§ **EXERCISE**: Single out the lines of the material that contain "this" and copy them.

=== Begin Enclosure ===

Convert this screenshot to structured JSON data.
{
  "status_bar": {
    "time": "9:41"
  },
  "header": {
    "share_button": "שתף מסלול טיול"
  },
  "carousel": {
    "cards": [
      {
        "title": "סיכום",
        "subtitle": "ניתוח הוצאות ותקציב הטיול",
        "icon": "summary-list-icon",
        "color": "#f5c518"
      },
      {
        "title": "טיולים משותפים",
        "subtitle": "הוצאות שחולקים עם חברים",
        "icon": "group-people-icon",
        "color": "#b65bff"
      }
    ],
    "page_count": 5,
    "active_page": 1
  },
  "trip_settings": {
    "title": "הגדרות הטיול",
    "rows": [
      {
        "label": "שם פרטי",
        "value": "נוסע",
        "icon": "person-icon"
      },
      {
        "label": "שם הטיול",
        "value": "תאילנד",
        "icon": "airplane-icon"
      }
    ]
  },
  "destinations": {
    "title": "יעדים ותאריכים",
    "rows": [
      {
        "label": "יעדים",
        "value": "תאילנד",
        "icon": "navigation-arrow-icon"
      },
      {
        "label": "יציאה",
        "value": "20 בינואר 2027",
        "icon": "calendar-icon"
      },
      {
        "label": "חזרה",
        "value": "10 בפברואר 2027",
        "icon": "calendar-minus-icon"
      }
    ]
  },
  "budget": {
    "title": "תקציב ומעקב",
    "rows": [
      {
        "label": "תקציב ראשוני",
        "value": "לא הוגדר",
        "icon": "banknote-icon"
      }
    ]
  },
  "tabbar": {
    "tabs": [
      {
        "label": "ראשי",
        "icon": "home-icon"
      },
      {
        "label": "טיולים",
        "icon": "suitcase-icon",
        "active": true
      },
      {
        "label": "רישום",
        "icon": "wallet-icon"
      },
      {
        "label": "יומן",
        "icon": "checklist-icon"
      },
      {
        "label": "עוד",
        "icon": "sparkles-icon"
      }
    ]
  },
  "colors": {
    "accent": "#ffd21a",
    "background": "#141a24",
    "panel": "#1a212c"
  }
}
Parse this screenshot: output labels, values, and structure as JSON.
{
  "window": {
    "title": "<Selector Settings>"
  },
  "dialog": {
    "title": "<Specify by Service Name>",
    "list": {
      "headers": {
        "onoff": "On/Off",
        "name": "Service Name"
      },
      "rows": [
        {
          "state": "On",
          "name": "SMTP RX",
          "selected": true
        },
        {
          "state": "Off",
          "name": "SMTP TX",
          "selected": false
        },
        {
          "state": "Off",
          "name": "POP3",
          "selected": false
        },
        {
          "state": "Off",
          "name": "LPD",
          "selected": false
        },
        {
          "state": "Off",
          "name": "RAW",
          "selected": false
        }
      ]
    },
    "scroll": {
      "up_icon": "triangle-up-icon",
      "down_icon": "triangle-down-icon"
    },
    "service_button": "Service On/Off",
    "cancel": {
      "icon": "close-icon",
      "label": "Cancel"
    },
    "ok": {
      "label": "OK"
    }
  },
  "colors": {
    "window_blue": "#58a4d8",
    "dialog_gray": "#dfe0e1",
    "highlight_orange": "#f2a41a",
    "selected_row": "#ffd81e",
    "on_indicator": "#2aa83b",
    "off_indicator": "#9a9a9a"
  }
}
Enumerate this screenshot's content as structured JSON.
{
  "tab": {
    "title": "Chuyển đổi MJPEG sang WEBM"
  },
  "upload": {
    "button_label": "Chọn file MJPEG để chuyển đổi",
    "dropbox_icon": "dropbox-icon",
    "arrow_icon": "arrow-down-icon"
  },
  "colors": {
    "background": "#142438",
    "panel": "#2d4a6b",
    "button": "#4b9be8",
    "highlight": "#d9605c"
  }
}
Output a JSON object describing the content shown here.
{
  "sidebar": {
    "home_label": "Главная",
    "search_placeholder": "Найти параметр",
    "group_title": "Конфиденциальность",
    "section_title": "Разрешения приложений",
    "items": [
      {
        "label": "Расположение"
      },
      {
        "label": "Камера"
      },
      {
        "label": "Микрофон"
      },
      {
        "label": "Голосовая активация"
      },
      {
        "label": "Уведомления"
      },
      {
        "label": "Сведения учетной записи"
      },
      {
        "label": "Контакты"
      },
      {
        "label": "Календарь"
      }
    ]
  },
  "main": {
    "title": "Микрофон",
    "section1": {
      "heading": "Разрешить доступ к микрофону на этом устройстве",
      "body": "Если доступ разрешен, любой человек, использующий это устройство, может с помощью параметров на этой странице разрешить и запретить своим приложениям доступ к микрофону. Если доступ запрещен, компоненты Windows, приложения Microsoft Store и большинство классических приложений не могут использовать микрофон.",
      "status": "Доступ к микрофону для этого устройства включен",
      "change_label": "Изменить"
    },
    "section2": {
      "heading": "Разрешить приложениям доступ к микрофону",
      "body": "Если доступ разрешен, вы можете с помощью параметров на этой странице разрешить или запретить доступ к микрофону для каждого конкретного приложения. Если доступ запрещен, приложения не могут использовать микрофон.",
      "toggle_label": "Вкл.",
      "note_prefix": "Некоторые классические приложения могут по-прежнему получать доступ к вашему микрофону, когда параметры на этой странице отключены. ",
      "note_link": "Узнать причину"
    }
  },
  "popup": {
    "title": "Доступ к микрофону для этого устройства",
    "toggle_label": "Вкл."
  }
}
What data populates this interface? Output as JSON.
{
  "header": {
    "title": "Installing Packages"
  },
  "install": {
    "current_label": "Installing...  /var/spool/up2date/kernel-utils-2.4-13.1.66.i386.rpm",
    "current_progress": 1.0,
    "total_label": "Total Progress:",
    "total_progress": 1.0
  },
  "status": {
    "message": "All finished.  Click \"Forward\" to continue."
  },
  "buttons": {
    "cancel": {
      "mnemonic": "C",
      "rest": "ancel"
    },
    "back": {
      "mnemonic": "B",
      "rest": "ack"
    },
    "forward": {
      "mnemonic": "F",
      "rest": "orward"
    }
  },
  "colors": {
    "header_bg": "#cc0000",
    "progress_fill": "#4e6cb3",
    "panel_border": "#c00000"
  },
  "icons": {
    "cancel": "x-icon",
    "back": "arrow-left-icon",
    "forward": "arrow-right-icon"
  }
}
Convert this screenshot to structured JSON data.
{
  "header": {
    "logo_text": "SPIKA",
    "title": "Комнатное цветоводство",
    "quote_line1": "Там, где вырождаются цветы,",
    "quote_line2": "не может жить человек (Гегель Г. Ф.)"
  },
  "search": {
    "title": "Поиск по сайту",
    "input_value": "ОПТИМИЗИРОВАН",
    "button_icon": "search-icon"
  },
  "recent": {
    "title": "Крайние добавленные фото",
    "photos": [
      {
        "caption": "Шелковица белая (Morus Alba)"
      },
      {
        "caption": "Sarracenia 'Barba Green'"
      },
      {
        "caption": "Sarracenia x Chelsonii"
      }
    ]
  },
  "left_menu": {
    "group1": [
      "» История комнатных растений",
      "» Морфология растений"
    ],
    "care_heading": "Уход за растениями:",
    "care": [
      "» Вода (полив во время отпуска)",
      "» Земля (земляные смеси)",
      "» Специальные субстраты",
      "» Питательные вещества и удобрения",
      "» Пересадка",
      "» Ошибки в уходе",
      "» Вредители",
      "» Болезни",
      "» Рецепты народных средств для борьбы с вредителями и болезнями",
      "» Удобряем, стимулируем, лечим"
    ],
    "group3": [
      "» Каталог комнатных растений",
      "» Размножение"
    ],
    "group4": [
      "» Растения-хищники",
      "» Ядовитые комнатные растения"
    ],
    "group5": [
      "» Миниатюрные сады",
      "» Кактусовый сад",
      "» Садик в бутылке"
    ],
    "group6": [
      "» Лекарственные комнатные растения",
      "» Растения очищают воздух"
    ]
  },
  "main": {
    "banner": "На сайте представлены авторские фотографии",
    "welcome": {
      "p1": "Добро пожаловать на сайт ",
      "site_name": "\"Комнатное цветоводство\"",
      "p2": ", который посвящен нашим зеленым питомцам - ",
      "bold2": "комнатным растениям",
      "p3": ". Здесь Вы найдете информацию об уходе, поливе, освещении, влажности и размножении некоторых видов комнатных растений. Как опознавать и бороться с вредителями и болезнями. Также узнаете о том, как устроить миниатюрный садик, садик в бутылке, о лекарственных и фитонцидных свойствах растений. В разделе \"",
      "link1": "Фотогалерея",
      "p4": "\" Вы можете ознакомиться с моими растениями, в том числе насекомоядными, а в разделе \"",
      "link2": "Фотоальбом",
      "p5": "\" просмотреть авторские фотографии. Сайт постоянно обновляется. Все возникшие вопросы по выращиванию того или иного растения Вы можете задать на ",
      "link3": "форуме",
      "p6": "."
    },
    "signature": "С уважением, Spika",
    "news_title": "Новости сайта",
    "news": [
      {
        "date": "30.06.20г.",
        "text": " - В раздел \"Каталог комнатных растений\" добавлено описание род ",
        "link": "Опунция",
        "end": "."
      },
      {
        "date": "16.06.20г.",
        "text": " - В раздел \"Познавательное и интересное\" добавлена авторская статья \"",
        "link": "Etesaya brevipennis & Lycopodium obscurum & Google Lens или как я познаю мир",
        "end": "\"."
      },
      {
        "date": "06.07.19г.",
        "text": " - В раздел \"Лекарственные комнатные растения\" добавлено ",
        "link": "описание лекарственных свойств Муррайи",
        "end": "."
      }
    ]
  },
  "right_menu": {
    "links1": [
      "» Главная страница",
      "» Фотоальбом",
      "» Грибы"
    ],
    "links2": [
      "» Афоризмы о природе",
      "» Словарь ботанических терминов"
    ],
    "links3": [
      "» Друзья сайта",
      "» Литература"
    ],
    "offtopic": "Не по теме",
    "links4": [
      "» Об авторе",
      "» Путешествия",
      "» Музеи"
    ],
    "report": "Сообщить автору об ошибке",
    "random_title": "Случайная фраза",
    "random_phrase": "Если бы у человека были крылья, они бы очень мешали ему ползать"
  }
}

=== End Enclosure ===

§ **REPLY TO THE TASK**:
Convert this screenshot to structured JSON data.
Parse this screenshot: output labels, values, and structure as JSON.
Enumerate this screenshot's content as structured JSON.
What data populates this interface? Output as JSON.
Convert this screenshot to structured JSON data.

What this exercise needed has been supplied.